Work task
Reproduce the entries below character for character.

App and web page records:
━━━━

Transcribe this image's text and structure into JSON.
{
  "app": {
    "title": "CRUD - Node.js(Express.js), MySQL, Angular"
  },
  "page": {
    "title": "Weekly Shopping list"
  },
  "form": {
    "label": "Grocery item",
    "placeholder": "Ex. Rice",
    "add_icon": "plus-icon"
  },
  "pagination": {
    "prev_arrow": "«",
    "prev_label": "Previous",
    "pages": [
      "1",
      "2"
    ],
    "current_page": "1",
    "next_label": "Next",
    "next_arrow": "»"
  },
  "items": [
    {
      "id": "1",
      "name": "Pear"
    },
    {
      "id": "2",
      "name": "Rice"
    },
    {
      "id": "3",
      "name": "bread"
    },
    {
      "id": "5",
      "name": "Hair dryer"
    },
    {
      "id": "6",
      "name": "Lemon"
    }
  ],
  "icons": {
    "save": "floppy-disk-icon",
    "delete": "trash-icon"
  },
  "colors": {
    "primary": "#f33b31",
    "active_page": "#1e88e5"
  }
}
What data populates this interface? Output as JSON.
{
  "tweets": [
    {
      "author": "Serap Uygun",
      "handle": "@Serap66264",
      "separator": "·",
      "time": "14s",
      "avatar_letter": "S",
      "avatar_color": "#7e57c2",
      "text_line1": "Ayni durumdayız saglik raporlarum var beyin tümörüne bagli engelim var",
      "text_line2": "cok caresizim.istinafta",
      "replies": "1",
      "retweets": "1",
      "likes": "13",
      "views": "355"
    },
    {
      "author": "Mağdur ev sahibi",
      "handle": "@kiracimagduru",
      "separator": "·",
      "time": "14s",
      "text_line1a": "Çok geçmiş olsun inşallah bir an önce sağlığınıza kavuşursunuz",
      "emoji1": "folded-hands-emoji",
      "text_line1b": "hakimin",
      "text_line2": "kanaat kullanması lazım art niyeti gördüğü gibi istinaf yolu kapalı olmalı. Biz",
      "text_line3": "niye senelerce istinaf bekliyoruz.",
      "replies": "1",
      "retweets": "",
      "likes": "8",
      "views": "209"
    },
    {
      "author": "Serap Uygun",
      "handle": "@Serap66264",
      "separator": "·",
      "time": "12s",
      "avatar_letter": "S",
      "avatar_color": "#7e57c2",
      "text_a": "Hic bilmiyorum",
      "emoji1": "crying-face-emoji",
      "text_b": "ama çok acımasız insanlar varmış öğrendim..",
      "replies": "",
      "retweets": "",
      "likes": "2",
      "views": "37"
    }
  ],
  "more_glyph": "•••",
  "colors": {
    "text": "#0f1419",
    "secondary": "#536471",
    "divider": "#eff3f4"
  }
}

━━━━

Reply
Transcribe this image's text and structure into JSON.
{
  "app": {
    "title": "CRUD - Node.js(Express.js), MySQL, Angular"
  },
  "page": {
    "title": "Weekly Shopping list"
  },
  "form": {
    "label": "Grocery item",
    "placeholder": "Ex. Rice",
    "add_icon": "plus-icon"
  },
  "pagination": {
    "prev_arrow": "«",
    "prev_label": "Previous",
    "pages": [
      "1",
      "2"
    ],
    "current_page": "1",
    "next_label": "Next",
    "next_arrow": "»"
  },
  "items": [
    {
      "id": "1",
      "name": "Pear"
    },
    {
      "id": "2",
      "name": "Rice"
    },
    {
      "id": "3",
      "name": "bread"
    },
    {
      "id": "5",
      "name": "Hair dryer"
    },
    {
      "id": "6",
      "name": "Lemon"
    }
  ],
  "icons": {
    "save": "floppy-disk-icon",
    "delete": "trash-icon"
  },
  "colors": {
    "primary": "#f33b31",
    "active_page": "#1e88e5"
  }
}
What data populates this interface? Output as JSON.
{
  "tweets": [
    {
      "author": "Serap Uygun",
      "handle": "@Serap66264",
      "separator": "·",
      "time": "14s",
      "avatar_letter": "S",
      "avatar_color": "#7e57c2",
      "text_line1": "Ayni durumdayız saglik raporlarum var beyin tümörüne bagli engelim var",
      "text_line2": "cok caresizim.istinafta",
      "replies": "1",
      "retweets": "1",
      "likes": "13",
      "views": "355"
    },
    {
      "author": "Mağdur ev sahibi",
      "handle": "@kiracimagduru",
      "separator": "·",
      "time": "14s",
      "text_line1a": "Çok geçmiş olsun inşallah bir an önce sağlığınıza kavuşursunuz",
      "emoji1": "folded-hands-emoji",
      "text_line1b": "hakimin",
      "text_line2": "kanaat kullanması lazım art niyeti gördüğü gibi istinaf yolu kapalı olmalı. Biz",
      "text_line3": "niye senelerce istinaf bekliyoruz.",
      "replies": "1",
      "retweets": "",
      "likes": "8",
      "views": "209"
    },
    {
      "author": "Serap Uygun",
      "handle": "@Serap66264",
      "separator": "·",
      "time": "12s",
      "avatar_letter": "S",
      "avatar_color": "#7e57c2",
      "text_a": "Hic bilmiyorum",
      "emoji1": "crying-face-emoji",
      "text_b": "ama çok acımasız insanlar varmış öğrendim..",
      "replies": "",
      "retweets": "",
      "likes": "2",
      "views": "37"
    }
  ],
  "more_glyph": "•••",
  "colors": {
    "text": "#0f1419",
    "secondary": "#536471",
    "divider": "#eff3f4"
  }
}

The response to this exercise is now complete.